**Requirement**
Copy every record word for word.

Supplied material section start

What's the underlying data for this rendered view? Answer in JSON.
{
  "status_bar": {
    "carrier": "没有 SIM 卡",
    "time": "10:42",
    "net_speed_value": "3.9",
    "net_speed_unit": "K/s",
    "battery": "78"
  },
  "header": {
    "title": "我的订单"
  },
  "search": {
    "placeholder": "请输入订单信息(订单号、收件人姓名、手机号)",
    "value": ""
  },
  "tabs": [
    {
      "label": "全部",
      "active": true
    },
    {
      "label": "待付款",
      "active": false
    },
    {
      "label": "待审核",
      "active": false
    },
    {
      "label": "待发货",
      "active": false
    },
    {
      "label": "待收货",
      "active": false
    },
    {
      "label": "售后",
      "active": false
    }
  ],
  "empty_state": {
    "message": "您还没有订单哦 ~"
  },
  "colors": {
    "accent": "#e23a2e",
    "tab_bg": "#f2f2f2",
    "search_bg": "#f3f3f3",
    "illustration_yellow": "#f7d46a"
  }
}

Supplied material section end

**Result below**
What's the underlying data for this rendered view? Answer in JSON.
{
  "status_bar": {
    "carrier": "没有 SIM 卡",
    "time": "10:42",
    "net_speed_value": "3.9",
    "net_speed_unit": "K/s",
    "battery": "78"
  },
  "header": {
    "title": "我的订单"
  },
  "search": {
    "placeholder": "请输入订单信息(订单号、收件人姓名、手机号)",
    "value": ""
  },
  "tabs": [
    {
      "label": "全部",
      "active": true
    },
    {
      "label": "待付款",
      "active": false
    },
    {
      "label": "待审核",
      "active": false
    },
    {
      "label": "待发货",
      "active": false
    },
    {
      "label": "待收货",
      "active": false
    },
    {
      "label": "售后",
      "active": false
    }
  ],
  "empty_state": {
    "message": "您还没有订单哦 ~"
  },
  "colors": {
    "accent": "#e23a2e",
    "tab_bg": "#f2f2f2",
    "search_bg": "#f3f3f3",
    "illustration_yellow": "#f7d46a"
  }
}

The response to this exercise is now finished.